This short article considers whether his proposition to restriction people from entering the United States in light of their real or saw religion disregards U.S. sacred, statutory, or worldwide law. It likewise considers a portion of the useful ramifications of actualizing such a proposition. The article starts with an examination of U.S. established law as the “Preeminent Law of the Land.” On the one hand, sacred certifications of religious opportunity and equivalent security might be disregarded by the proposed boycott. Then again, the standing teaching and the whole power regulation with regards to movement recommend that the president has broad energy to breaking point migration.
Second, the article will analyze whether the proposition damages the nondiscrimination arrangement of the Immigration and Nationality Act (INA). In such manner, area 202(a)(1) of the INA, which bans segregation in the issuance of outsider visas on an assortment of grounds including “race, sex, nationality, place of birth and place of living arrangement,” does not explicitly boycott separation in view of religion.
Third, the article will consider the United States’ commitments under worldwide settlements that boycott segregation in light of religion, including the United Nations Charter, the International Covenant on Civil and Political Rights, and the Convention Relating to the Status of Refugees. Moreover, there are standard global law commitments that forbid religious separation that may apply, for example, those reflected in the Universal Declaration on Human Rights and the American Declaration on the Rights and Duties of Man. Be that as it may, these worldwide law commitments additionally have regional and different restrictions on their application, which must be painstakingly analyzed to decide their materialness. Learn more at Moreno & Associates

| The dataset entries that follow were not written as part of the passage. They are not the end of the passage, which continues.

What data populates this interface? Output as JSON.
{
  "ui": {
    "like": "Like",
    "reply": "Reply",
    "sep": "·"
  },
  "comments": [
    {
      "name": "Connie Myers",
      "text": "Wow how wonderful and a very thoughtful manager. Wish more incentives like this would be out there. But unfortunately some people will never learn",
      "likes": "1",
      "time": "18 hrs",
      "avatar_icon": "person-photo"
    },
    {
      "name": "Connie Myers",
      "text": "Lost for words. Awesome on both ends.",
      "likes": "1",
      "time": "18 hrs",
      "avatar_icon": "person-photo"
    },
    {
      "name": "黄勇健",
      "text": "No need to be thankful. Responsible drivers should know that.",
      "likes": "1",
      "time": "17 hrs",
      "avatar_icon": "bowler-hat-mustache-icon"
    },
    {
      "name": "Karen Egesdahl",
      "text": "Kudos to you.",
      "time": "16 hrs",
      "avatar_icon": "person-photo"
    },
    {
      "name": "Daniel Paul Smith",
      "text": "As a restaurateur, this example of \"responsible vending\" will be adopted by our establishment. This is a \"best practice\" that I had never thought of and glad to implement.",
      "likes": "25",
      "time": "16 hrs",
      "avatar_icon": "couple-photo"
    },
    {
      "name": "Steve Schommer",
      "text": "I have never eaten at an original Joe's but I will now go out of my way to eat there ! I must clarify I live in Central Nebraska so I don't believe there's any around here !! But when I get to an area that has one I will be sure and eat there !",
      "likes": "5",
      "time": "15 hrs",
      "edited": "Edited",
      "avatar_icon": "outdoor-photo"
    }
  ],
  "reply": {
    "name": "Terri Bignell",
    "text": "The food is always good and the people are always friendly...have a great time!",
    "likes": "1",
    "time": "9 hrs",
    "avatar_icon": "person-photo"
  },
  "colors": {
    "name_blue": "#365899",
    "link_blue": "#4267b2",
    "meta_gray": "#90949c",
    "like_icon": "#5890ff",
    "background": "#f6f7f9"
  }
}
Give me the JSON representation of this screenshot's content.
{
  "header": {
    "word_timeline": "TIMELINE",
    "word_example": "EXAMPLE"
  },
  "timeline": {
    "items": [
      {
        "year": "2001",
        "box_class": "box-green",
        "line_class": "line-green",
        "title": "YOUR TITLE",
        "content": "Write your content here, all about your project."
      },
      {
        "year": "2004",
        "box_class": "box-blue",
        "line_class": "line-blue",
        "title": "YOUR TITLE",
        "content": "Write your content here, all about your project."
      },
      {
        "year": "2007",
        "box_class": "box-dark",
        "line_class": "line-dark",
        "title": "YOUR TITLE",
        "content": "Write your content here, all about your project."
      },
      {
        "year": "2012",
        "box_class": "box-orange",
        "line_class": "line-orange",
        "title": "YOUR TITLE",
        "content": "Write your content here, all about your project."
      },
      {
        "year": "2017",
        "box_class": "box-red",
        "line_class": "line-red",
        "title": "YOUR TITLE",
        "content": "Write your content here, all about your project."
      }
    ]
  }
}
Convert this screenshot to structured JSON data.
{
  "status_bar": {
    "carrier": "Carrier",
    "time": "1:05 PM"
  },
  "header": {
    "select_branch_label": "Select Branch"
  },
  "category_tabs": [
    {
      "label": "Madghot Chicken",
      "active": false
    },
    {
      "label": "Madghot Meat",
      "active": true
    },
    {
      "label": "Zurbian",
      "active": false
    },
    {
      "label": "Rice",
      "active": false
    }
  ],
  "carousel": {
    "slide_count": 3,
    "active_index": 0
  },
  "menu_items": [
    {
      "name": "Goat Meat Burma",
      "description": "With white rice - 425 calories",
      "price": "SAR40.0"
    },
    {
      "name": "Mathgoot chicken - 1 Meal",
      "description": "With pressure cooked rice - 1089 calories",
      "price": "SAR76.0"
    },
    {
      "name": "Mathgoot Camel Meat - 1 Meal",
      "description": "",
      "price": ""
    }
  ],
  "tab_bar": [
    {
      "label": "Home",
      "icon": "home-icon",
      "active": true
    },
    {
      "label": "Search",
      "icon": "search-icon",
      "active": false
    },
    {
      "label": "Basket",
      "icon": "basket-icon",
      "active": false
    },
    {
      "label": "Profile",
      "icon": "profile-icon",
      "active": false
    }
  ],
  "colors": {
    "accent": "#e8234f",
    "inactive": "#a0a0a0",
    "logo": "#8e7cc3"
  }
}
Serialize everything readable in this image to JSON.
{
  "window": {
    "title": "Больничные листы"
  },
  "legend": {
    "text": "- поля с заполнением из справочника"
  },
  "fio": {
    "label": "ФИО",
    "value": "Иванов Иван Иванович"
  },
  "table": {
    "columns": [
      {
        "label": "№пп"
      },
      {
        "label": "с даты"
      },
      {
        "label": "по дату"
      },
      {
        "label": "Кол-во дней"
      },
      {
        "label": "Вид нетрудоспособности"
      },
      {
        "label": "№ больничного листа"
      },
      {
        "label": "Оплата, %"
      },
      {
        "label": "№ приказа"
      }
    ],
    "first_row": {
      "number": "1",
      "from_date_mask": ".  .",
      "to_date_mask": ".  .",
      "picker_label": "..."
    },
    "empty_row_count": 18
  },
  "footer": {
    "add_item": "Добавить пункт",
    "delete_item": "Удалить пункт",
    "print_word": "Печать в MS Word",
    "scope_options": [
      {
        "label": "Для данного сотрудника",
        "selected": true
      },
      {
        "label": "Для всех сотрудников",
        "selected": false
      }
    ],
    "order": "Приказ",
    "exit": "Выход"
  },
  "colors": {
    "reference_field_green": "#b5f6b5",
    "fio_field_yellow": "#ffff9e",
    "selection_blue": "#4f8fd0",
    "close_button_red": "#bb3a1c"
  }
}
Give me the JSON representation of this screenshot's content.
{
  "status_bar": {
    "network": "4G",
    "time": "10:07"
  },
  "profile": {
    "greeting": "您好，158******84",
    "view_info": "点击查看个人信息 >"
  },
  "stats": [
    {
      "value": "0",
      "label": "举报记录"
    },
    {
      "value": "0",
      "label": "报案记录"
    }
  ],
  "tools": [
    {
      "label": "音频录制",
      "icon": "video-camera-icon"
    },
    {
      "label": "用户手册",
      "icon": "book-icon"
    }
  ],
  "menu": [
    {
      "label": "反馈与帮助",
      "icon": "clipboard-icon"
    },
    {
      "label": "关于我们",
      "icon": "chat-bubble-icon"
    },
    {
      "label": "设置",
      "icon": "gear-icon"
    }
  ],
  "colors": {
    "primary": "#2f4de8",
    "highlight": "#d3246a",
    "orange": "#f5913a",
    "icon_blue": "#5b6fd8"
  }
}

At long last, the article considers reasonable issues with the usage of the proposition. Such issues incorporate how a U.S. migration authority would figure out if a candidate for passage is Muslim and how the United States would explore a candidate’s experience and credit a religion to that individual if there should arise an occurrence of uncertainty.